### Given entries
____
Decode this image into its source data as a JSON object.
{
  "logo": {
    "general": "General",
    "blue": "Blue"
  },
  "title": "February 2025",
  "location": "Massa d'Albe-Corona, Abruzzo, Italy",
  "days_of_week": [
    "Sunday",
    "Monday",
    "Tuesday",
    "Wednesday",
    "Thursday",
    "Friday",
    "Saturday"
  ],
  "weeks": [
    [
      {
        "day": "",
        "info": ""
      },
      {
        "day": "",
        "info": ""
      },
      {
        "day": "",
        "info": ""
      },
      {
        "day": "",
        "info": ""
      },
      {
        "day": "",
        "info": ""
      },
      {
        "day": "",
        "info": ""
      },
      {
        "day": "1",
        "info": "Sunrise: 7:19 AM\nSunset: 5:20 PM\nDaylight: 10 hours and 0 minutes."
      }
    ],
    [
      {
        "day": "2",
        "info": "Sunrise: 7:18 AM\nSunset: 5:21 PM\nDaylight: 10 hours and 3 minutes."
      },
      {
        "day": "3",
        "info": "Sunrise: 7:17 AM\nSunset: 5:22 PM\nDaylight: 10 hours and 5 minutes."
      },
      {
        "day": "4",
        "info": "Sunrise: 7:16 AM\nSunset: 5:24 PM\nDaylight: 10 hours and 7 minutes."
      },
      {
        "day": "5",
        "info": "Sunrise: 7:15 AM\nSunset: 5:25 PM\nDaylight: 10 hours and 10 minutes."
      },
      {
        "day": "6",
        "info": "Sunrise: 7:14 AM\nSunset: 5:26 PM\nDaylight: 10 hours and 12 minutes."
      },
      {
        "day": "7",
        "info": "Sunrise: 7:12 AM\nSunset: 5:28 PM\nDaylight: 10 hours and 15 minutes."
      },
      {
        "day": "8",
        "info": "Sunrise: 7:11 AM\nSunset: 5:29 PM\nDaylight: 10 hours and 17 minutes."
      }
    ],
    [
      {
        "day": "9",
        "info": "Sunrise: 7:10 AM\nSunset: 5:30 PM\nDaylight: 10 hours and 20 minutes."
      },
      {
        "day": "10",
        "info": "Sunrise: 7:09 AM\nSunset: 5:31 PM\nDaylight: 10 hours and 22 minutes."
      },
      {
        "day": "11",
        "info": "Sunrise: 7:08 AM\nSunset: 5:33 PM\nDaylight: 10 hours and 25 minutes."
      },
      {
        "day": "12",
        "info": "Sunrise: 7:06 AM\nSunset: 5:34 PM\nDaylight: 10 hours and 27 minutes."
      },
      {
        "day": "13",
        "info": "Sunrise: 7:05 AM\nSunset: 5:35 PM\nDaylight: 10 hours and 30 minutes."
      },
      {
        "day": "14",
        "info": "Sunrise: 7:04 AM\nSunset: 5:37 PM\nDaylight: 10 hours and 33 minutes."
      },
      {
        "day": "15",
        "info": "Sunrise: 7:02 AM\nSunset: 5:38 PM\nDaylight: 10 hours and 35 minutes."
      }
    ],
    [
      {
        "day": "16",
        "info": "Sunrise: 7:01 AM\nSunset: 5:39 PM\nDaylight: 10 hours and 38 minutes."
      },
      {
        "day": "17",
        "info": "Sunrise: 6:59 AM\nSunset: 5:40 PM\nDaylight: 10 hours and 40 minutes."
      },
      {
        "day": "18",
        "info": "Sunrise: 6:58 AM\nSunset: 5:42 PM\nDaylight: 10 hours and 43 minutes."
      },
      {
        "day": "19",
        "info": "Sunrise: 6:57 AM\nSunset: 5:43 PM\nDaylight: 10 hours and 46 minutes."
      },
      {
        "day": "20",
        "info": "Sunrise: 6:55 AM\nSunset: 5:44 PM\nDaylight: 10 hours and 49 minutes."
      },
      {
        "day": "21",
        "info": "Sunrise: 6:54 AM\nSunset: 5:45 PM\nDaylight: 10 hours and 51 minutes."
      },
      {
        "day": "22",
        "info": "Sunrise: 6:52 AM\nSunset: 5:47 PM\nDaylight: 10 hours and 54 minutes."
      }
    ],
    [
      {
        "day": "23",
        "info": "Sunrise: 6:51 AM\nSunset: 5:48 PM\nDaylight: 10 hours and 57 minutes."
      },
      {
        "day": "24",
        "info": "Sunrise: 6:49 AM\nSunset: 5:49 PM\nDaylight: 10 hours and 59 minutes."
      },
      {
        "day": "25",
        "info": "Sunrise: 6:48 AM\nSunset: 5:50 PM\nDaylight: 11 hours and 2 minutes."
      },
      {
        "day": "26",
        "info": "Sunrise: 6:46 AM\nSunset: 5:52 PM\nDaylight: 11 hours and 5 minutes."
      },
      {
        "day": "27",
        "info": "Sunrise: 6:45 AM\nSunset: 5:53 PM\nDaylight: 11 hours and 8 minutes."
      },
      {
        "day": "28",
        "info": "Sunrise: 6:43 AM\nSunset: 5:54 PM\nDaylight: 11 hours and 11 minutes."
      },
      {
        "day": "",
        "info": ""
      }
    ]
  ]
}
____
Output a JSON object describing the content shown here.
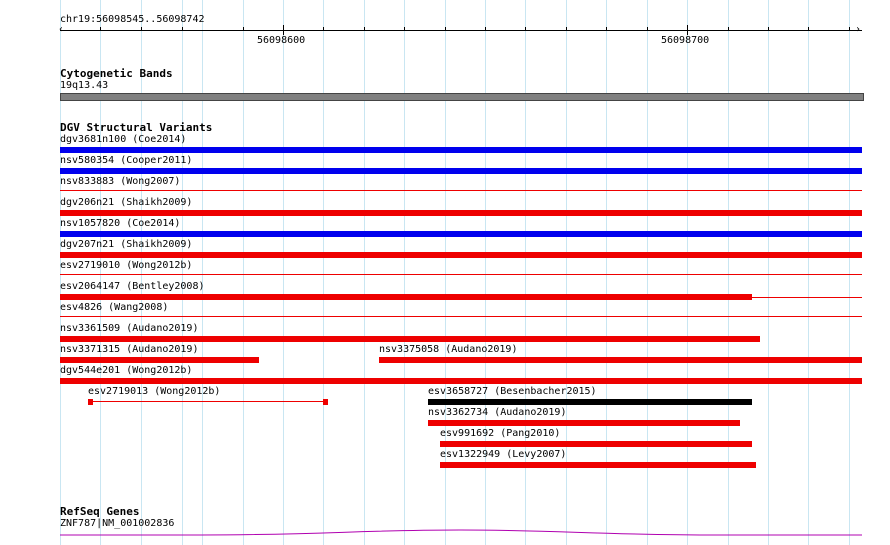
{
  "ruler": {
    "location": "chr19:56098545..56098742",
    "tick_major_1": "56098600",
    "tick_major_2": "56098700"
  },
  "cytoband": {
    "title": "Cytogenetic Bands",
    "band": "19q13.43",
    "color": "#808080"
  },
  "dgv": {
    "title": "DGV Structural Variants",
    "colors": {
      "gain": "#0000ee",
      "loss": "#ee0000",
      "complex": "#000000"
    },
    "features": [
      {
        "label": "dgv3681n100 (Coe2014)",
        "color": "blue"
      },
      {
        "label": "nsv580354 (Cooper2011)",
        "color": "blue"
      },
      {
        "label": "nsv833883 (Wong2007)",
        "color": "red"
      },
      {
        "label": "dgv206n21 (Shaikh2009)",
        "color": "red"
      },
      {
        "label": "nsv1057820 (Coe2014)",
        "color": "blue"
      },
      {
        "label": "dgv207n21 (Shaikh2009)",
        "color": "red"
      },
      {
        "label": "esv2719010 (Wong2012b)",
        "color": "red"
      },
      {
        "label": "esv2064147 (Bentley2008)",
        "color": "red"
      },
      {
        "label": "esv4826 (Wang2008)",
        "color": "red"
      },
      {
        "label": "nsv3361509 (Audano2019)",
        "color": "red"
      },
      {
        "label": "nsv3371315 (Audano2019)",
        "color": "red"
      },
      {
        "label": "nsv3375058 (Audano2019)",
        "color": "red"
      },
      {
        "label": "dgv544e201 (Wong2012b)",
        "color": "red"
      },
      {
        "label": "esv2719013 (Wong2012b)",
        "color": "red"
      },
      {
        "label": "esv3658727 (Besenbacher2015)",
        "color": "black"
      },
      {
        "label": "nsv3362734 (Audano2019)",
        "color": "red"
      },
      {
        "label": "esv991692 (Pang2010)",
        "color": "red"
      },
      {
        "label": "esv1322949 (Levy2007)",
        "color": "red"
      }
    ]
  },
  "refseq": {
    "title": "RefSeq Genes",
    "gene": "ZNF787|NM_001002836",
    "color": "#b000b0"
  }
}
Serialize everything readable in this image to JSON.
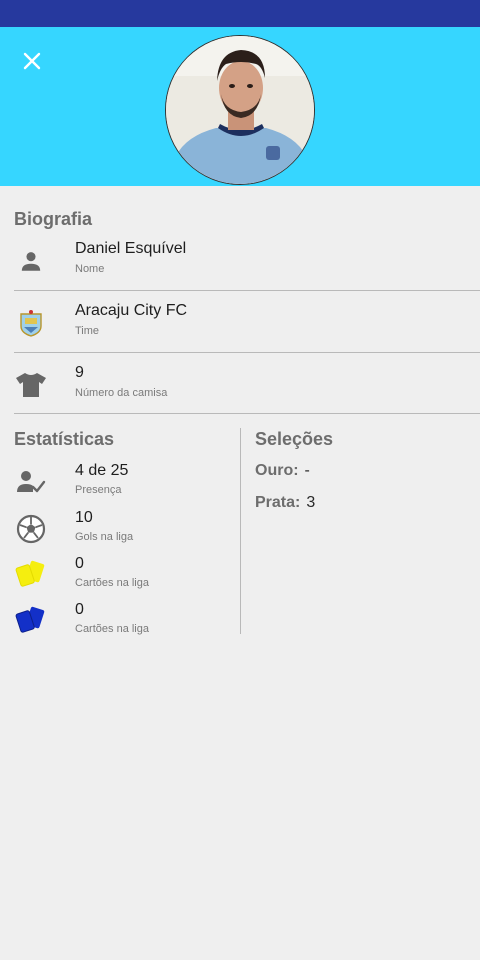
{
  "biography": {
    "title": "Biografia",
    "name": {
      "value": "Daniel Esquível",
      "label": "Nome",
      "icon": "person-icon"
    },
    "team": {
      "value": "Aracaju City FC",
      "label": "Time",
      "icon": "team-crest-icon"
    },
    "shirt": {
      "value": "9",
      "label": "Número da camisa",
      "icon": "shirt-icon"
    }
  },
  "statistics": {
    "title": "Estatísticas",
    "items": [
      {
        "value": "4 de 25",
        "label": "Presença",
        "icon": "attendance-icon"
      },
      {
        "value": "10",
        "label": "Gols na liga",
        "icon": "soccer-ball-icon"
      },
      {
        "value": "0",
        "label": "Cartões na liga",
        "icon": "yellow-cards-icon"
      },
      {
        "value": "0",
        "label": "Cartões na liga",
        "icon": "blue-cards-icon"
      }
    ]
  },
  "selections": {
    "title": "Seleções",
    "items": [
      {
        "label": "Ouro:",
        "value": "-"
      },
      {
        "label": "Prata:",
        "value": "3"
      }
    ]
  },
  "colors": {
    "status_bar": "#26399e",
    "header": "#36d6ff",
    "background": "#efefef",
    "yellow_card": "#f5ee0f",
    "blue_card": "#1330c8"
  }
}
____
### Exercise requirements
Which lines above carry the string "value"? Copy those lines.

### Exercise output
      "value": "Daniel Esquível",
      "value": "Aracaju City FC",
      "value": "9",
        "value": "4 de 25",
        "value": "10",
        "value": "0",
        "value": "0",
        "value": "-"
        "value": "3"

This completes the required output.